> **Task objective**: In the entries below, how many lines hold the string "icon"? Answer with the number only.

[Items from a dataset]
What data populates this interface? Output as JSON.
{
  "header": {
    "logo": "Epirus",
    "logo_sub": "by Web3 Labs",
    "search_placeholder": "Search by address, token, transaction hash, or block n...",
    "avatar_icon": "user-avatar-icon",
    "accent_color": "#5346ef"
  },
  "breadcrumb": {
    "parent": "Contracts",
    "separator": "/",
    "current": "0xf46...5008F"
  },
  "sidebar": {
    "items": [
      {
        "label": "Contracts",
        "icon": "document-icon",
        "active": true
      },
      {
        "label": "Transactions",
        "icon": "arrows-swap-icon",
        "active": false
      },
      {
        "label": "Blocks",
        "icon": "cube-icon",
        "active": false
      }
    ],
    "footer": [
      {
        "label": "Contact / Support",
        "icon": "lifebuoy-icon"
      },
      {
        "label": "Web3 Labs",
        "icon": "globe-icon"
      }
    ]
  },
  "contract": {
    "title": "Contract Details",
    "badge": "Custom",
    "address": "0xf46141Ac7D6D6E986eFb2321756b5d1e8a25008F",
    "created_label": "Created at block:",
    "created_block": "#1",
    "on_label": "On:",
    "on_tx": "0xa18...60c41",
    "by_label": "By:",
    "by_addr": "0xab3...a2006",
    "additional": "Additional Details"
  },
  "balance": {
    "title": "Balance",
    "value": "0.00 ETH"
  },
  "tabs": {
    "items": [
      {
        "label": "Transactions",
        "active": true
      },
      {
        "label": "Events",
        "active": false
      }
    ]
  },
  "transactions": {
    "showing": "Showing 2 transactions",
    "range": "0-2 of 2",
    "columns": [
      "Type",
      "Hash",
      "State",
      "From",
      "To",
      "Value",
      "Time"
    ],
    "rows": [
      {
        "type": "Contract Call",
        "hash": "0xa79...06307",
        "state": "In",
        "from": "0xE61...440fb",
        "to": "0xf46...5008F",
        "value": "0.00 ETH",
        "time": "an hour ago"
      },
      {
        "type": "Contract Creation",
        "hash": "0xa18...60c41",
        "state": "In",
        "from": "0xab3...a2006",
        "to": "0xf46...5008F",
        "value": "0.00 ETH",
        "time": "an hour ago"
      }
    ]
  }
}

> **Task result**: 6